▶ _ABOUT THIS EXERCISE_:
Where a line below includes the word "true", copy that line.

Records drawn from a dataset
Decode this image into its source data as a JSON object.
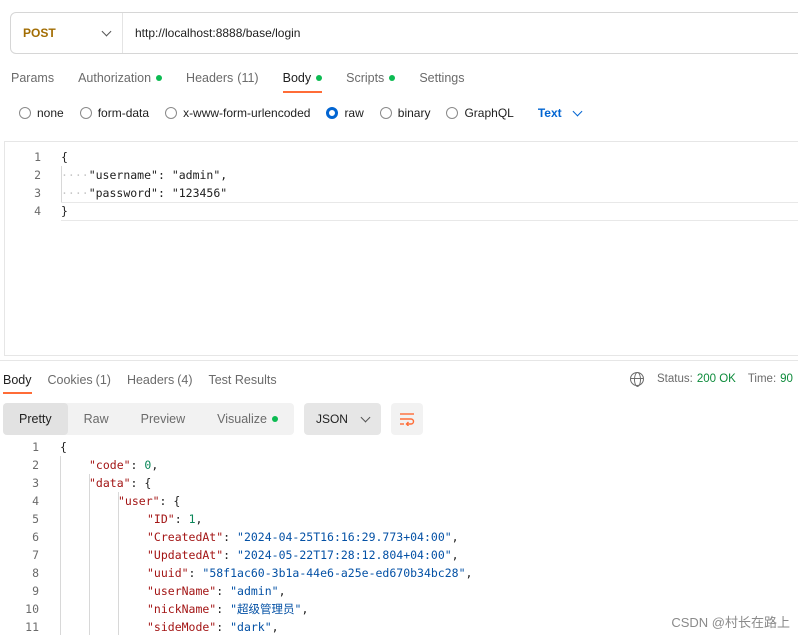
{
  "request": {
    "method": "POST",
    "url": "http://localhost:8888/base/login",
    "tabs": [
      {
        "label": "Params",
        "count": "",
        "dot": false
      },
      {
        "label": "Authorization",
        "count": "",
        "dot": true
      },
      {
        "label": "Headers",
        "count": "(11)",
        "dot": false
      },
      {
        "label": "Body",
        "count": "",
        "dot": true
      },
      {
        "label": "Scripts",
        "count": "",
        "dot": true
      },
      {
        "label": "Settings",
        "count": "",
        "dot": false
      }
    ],
    "active_tab": "Body",
    "body_types": [
      "none",
      "form-data",
      "x-www-form-urlencoded",
      "raw",
      "binary",
      "GraphQL"
    ],
    "selected_body_type": "raw",
    "language": "Text",
    "body_lines": [
      {
        "n": "1",
        "text": "{"
      },
      {
        "n": "2",
        "key": "\"username\"",
        "sep": ": ",
        "val": "\"admin\"",
        "end": ","
      },
      {
        "n": "3",
        "key": "\"password\"",
        "sep": ": ",
        "val": "\"123456\"",
        "end": ""
      },
      {
        "n": "4",
        "text": "}"
      }
    ]
  },
  "response": {
    "tabs": [
      {
        "label": "Body",
        "count": ""
      },
      {
        "label": "Cookies",
        "count": "(1)"
      },
      {
        "label": "Headers",
        "count": "(4)"
      },
      {
        "label": "Test Results",
        "count": ""
      }
    ],
    "status_label": "Status:",
    "status_value": "200 OK",
    "time_label": "Time:",
    "time_value": "90",
    "views": [
      "Pretty",
      "Raw",
      "Preview",
      "Visualize"
    ],
    "active_view": "Pretty",
    "format": "JSON",
    "lines": [
      {
        "n": "1",
        "indent": 0,
        "parts": [
          [
            "p",
            "{"
          ]
        ]
      },
      {
        "n": "2",
        "indent": 1,
        "parts": [
          [
            "k",
            "\"code\""
          ],
          [
            "p",
            ": "
          ],
          [
            "n",
            "0"
          ],
          [
            "p",
            ","
          ]
        ]
      },
      {
        "n": "3",
        "indent": 1,
        "parts": [
          [
            "k",
            "\"data\""
          ],
          [
            "p",
            ": {"
          ]
        ]
      },
      {
        "n": "4",
        "indent": 2,
        "parts": [
          [
            "k",
            "\"user\""
          ],
          [
            "p",
            ": {"
          ]
        ]
      },
      {
        "n": "5",
        "indent": 3,
        "parts": [
          [
            "k",
            "\"ID\""
          ],
          [
            "p",
            ": "
          ],
          [
            "n",
            "1"
          ],
          [
            "p",
            ","
          ]
        ]
      },
      {
        "n": "6",
        "indent": 3,
        "parts": [
          [
            "k",
            "\"CreatedAt\""
          ],
          [
            "p",
            ": "
          ],
          [
            "s",
            "\"2024-04-25T16:16:29.773+04:00\""
          ],
          [
            "p",
            ","
          ]
        ]
      },
      {
        "n": "7",
        "indent": 3,
        "parts": [
          [
            "k",
            "\"UpdatedAt\""
          ],
          [
            "p",
            ": "
          ],
          [
            "s",
            "\"2024-05-22T17:28:12.804+04:00\""
          ],
          [
            "p",
            ","
          ]
        ]
      },
      {
        "n": "8",
        "indent": 3,
        "parts": [
          [
            "k",
            "\"uuid\""
          ],
          [
            "p",
            ": "
          ],
          [
            "s",
            "\"58f1ac60-3b1a-44e6-a25e-ed670b34bc28\""
          ],
          [
            "p",
            ","
          ]
        ]
      },
      {
        "n": "9",
        "indent": 3,
        "parts": [
          [
            "k",
            "\"userName\""
          ],
          [
            "p",
            ": "
          ],
          [
            "s",
            "\"admin\""
          ],
          [
            "p",
            ","
          ]
        ]
      },
      {
        "n": "10",
        "indent": 3,
        "parts": [
          [
            "k",
            "\"nickName\""
          ],
          [
            "p",
            ": "
          ],
          [
            "s",
            "\"超级管理员\""
          ],
          [
            "p",
            ","
          ]
        ]
      },
      {
        "n": "11",
        "indent": 3,
        "parts": [
          [
            "k",
            "\"sideMode\""
          ],
          [
            "p",
            ": "
          ],
          [
            "s",
            "\"dark\""
          ],
          [
            "p",
            ","
          ]
        ]
      }
    ]
  },
  "watermark": "CSDN @村长在路上",
  "colors": {
    "accent": "#ff6c37",
    "method": "#a26d03",
    "link": "#0265d2",
    "dot": "#0cbb52",
    "status_ok": "#0d8b3b"
  },
  "icons": [
    "chevron-down-icon",
    "globe-icon",
    "wrap-lines-icon"
  ]
}
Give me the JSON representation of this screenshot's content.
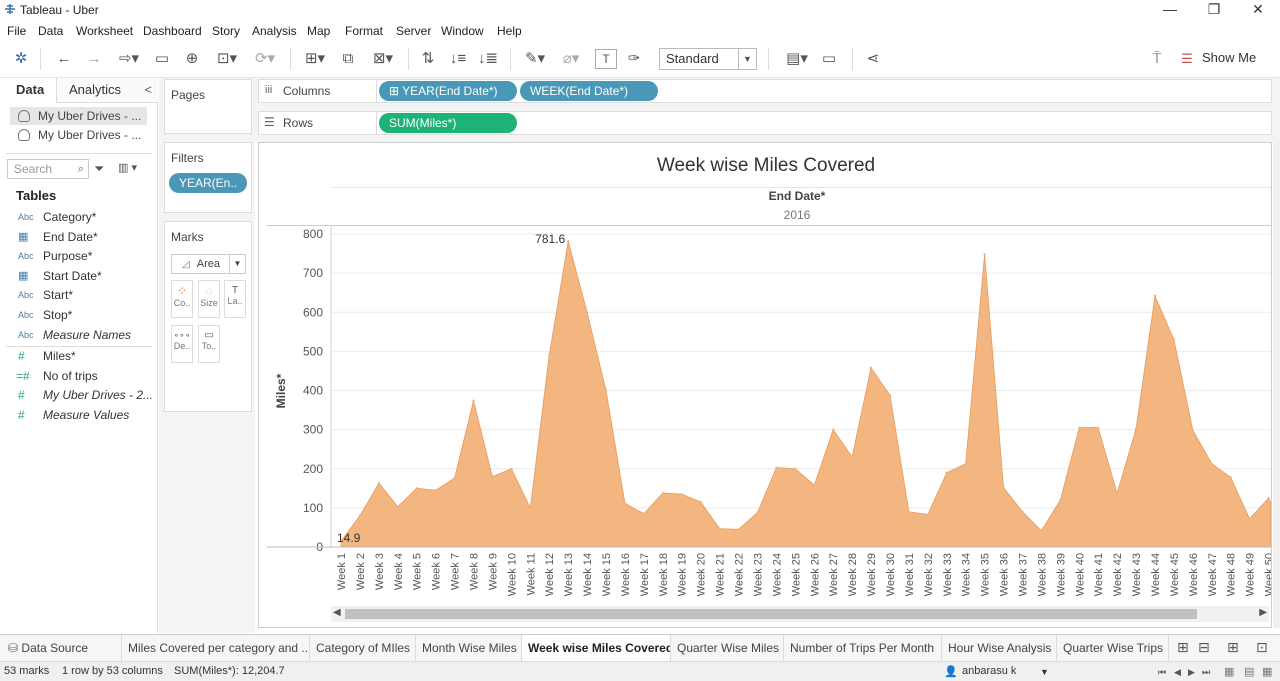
{
  "window": {
    "title": "Tableau - Uber",
    "minimize": "—",
    "restore": "❐",
    "close": "✕"
  },
  "menu": [
    "File",
    "Data",
    "Worksheet",
    "Dashboard",
    "Story",
    "Analysis",
    "Map",
    "Format",
    "Server",
    "Window",
    "Help"
  ],
  "toolbar": {
    "fit": "Standard",
    "show_me": "Show Me"
  },
  "data_pane": {
    "tab_data": "Data",
    "tab_analytics": "Analytics",
    "collapse": "<",
    "datasources": [
      "My Uber Drives - ...",
      "My Uber Drives - ..."
    ],
    "search_placeholder": "Search",
    "tables_heading": "Tables",
    "dimensions": [
      {
        "type": "Abc",
        "name": "Category*"
      },
      {
        "type": "date",
        "name": "End Date*"
      },
      {
        "type": "Abc",
        "name": "Purpose*"
      },
      {
        "type": "date",
        "name": "Start Date*"
      },
      {
        "type": "Abc",
        "name": "Start*"
      },
      {
        "type": "Abc",
        "name": "Stop*"
      },
      {
        "type": "Abc",
        "name": "Measure Names"
      }
    ],
    "measures": [
      {
        "type": "#",
        "name": "Miles*"
      },
      {
        "type": "=#",
        "name": "No of trips"
      },
      {
        "type": "#",
        "name": "My Uber Drives - 2..."
      },
      {
        "type": "#",
        "name": "Measure Values"
      }
    ]
  },
  "cards": {
    "pages": "Pages",
    "filters": "Filters",
    "filter_pill": "YEAR(En..",
    "marks": "Marks",
    "mark_type": "Area",
    "mark_buttons": [
      "Co..",
      "Size",
      "La..",
      "De..",
      "To.."
    ]
  },
  "shelves": {
    "columns_label": "Columns",
    "rows_label": "Rows",
    "columns_pills": [
      "⊞ YEAR(End Date*)",
      "WEEK(End Date*)"
    ],
    "rows_pills": [
      "SUM(Miles*)"
    ]
  },
  "view": {
    "title": "Week wise Miles Covered",
    "column_header": "End Date*",
    "year": "2016",
    "label_max": "781.6",
    "label_min": "14.9"
  },
  "chart_data": {
    "type": "area",
    "title": "Week wise Miles Covered",
    "xlabel": "End Date*",
    "ylabel": "Miles*",
    "ylim": [
      0,
      800
    ],
    "yticks": [
      0,
      100,
      200,
      300,
      400,
      500,
      600,
      700,
      800
    ],
    "grid": true,
    "color": "#F2B27A",
    "categories": [
      "Week 1",
      "Week 2",
      "Week 3",
      "Week 4",
      "Week 5",
      "Week 6",
      "Week 7",
      "Week 8",
      "Week 9",
      "Week 10",
      "Week 11",
      "Week 12",
      "Week 13",
      "Week 14",
      "Week 15",
      "Week 16",
      "Week 17",
      "Week 18",
      "Week 19",
      "Week 20",
      "Week 21",
      "Week 22",
      "Week 23",
      "Week 24",
      "Week 25",
      "Week 26",
      "Week 27",
      "Week 28",
      "Week 29",
      "Week 30",
      "Week 31",
      "Week 32",
      "Week 33",
      "Week 34",
      "Week 35",
      "Week 36",
      "Week 37",
      "Week 38",
      "Week 39",
      "Week 40",
      "Week 41",
      "Week 42",
      "Week 43",
      "Week 44",
      "Week 45",
      "Week 46",
      "Week 47",
      "Week 48",
      "Week 49",
      "Week 50"
    ],
    "values": [
      14.9,
      80,
      163,
      103,
      150,
      145,
      176,
      374,
      180,
      200,
      100,
      490,
      781.6,
      600,
      400,
      112,
      85,
      138,
      135,
      115,
      47,
      45,
      88,
      203,
      200,
      158,
      300,
      230,
      458,
      388,
      90,
      83,
      190,
      213,
      748,
      152,
      90,
      42,
      120,
      305,
      305,
      137,
      303,
      642,
      530,
      298,
      213,
      178,
      72,
      125
    ],
    "data_labels": {
      "Week 1": "14.9",
      "Week 13": "781.6"
    }
  },
  "sheet_tabs": [
    "Data Source",
    "Miles Covered per category and ...",
    "Category of MIles",
    "Month Wise Miles",
    "Week wise Miles Covered",
    "Quarter Wise Miles",
    "Number of Trips Per Month",
    "Hour Wise Analysis",
    "Quarter Wise Trips"
  ],
  "active_sheet": "Week wise Miles Covered",
  "status": {
    "marks": "53 marks",
    "dims": "1 row by 53 columns",
    "sum": "SUM(Miles*): 12,204.7",
    "user": "anbarasu k"
  }
}
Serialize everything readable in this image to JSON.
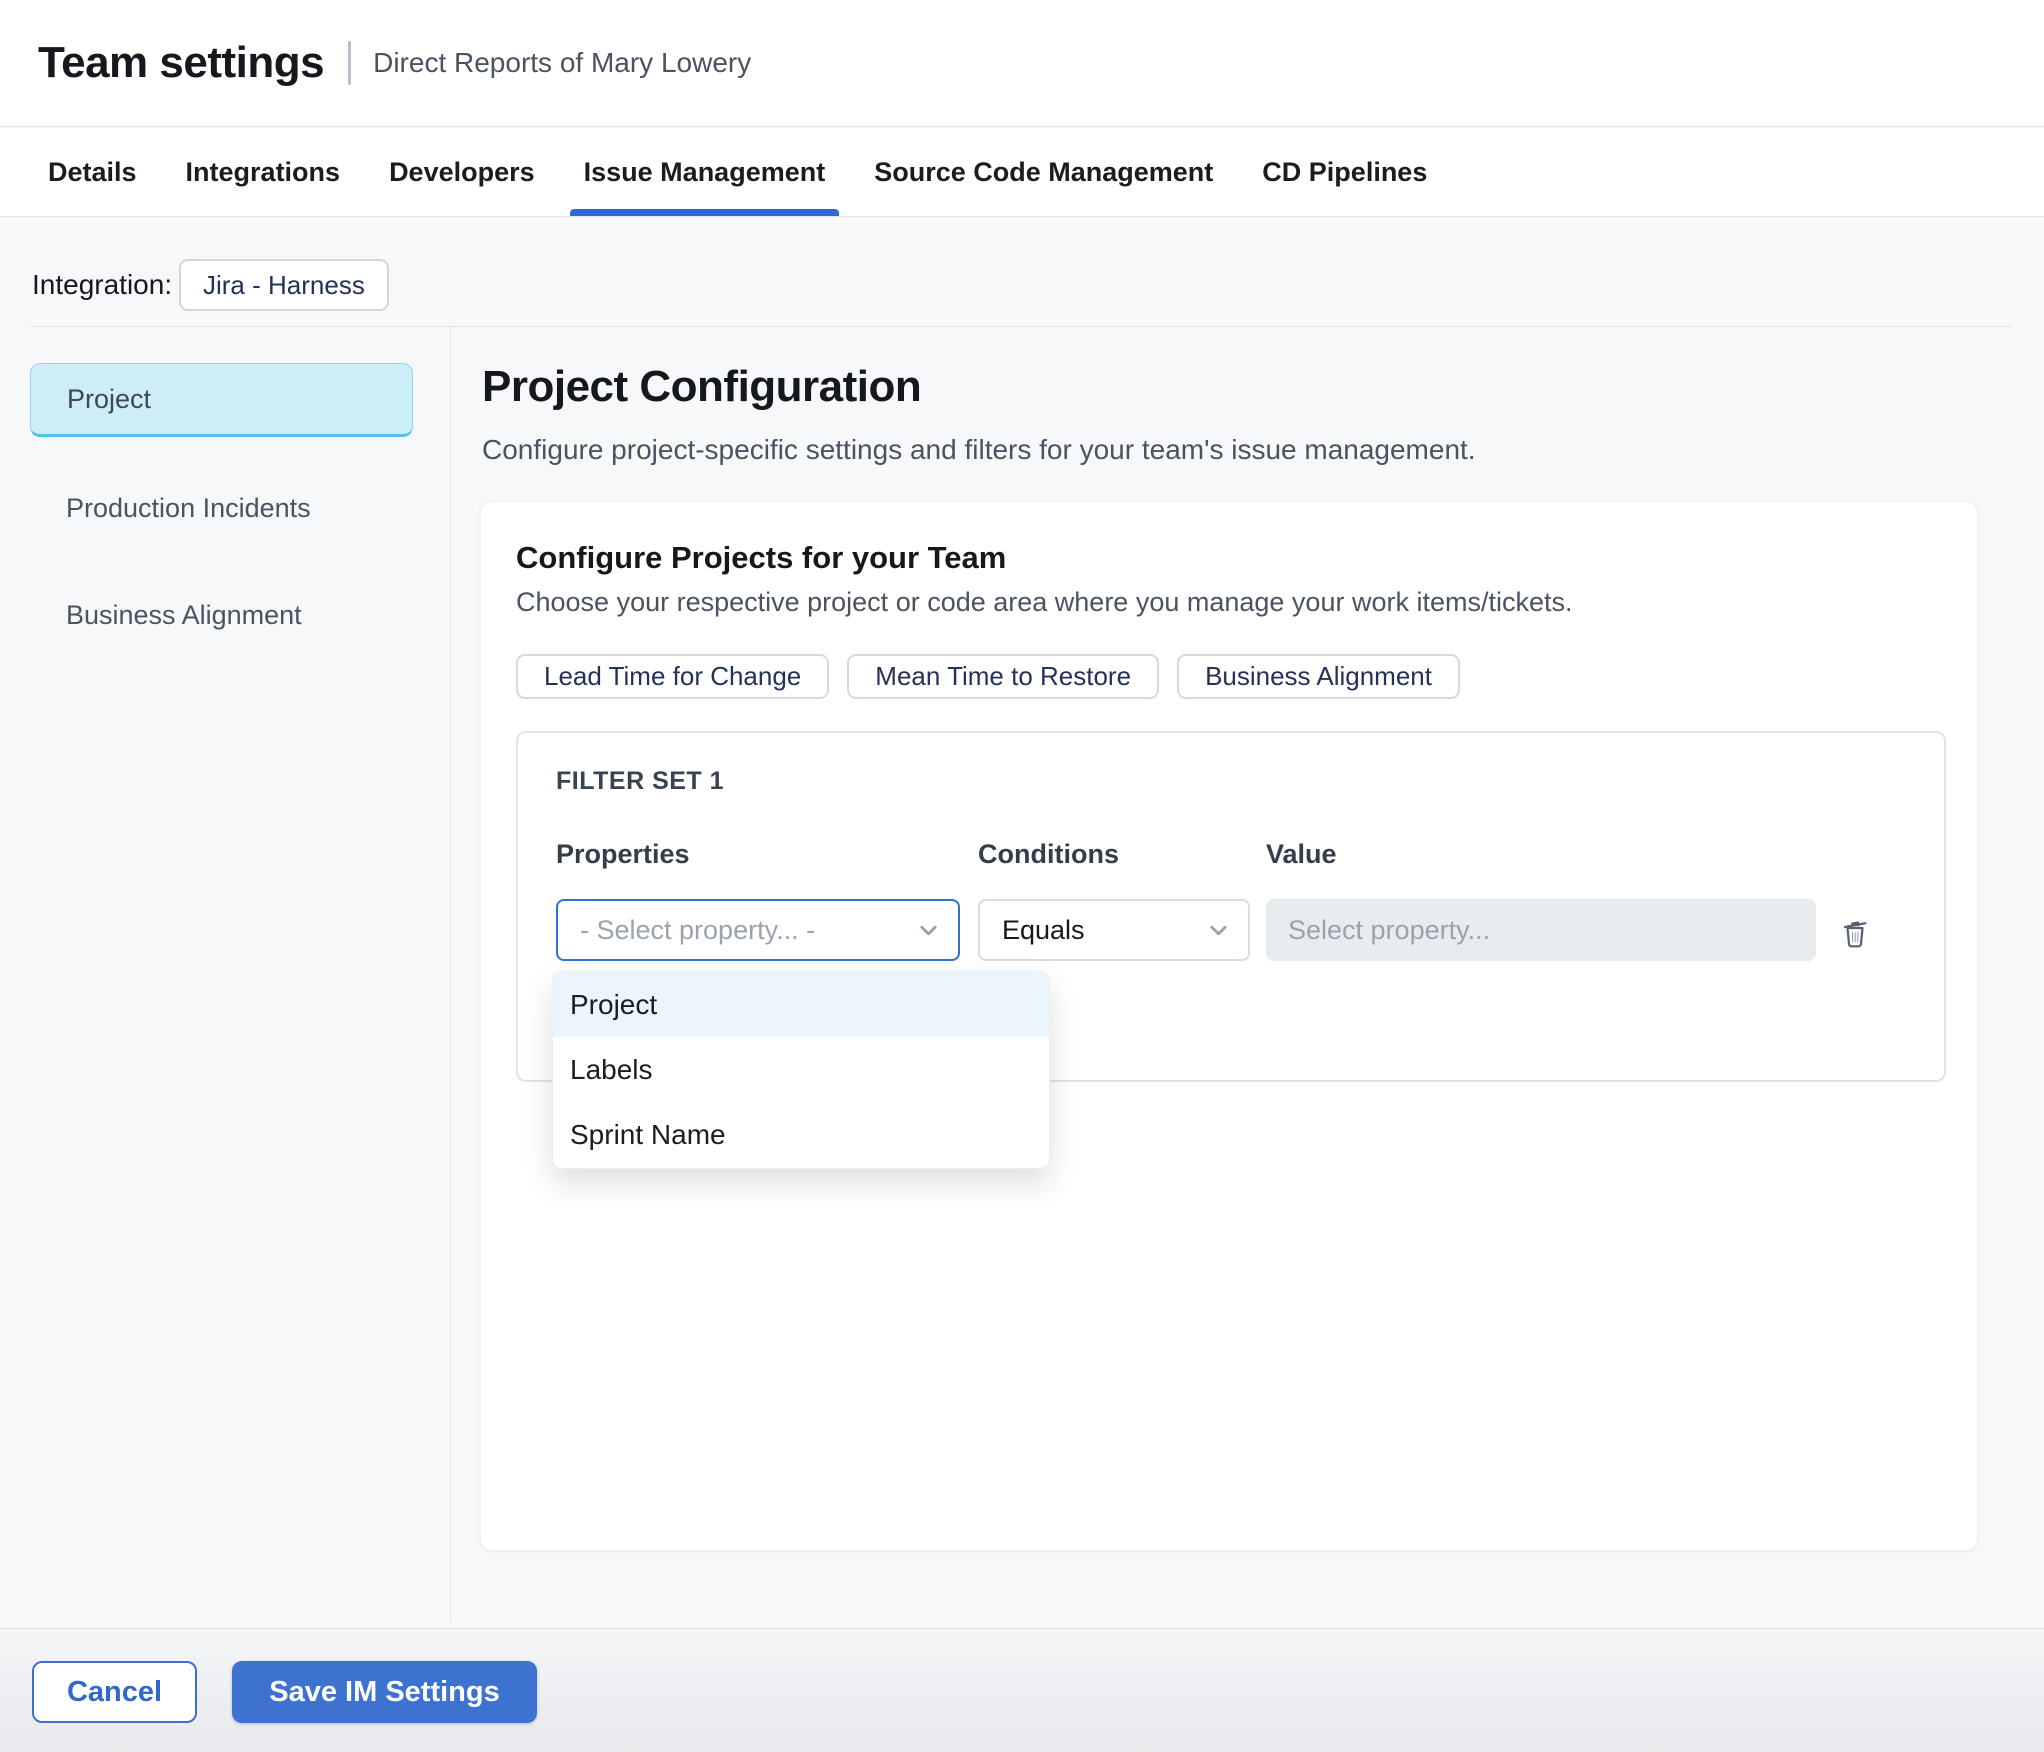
{
  "header": {
    "title": "Team settings",
    "subtitle": "Direct Reports of Mary Lowery"
  },
  "tabs": [
    {
      "label": "Details",
      "active": false
    },
    {
      "label": "Integrations",
      "active": false
    },
    {
      "label": "Developers",
      "active": false
    },
    {
      "label": "Issue Management",
      "active": true
    },
    {
      "label": "Source Code Management",
      "active": false
    },
    {
      "label": "CD Pipelines",
      "active": false
    }
  ],
  "integration": {
    "label": "Integration:",
    "value": "Jira - Harness"
  },
  "sidebar": {
    "items": [
      {
        "label": "Project",
        "active": true
      },
      {
        "label": "Production Incidents",
        "active": false
      },
      {
        "label": "Business Alignment",
        "active": false
      }
    ]
  },
  "main": {
    "heading": "Project Configuration",
    "description": "Configure project-specific settings and filters for your team's issue management.",
    "card": {
      "title": "Configure Projects for your Team",
      "description": "Choose your respective project or code area where you manage your work items/tickets.",
      "metric_tabs": [
        {
          "label": "Lead Time for Change"
        },
        {
          "label": "Mean Time to Restore"
        },
        {
          "label": "Business Alignment"
        }
      ],
      "filter_set": {
        "title": "FILTER SET 1",
        "properties_label": "Properties",
        "conditions_label": "Conditions",
        "value_label": "Value",
        "properties_placeholder": "- Select property... -",
        "condition_selected": "Equals",
        "value_placeholder": "Select property..."
      },
      "property_dropdown": {
        "options": [
          {
            "label": "Project",
            "highlighted": true
          },
          {
            "label": "Labels",
            "highlighted": false
          },
          {
            "label": "Sprint Name",
            "highlighted": false
          }
        ]
      }
    }
  },
  "footer": {
    "cancel_label": "Cancel",
    "save_label": "Save IM Settings"
  },
  "colors": {
    "accent_blue": "#3069d6",
    "save_button_blue": "#3d72d1",
    "selected_sidebar_cyan": "#cdeef9",
    "dropdown_highlight": "#eaf6fb",
    "properties_border_blue": "#2e72d2"
  }
}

▶ _REPLY_:
        "dot": true
        "dot": true
        "dot": true
    "grid": true,
      "active": true
        "active": true
            "highlighted": true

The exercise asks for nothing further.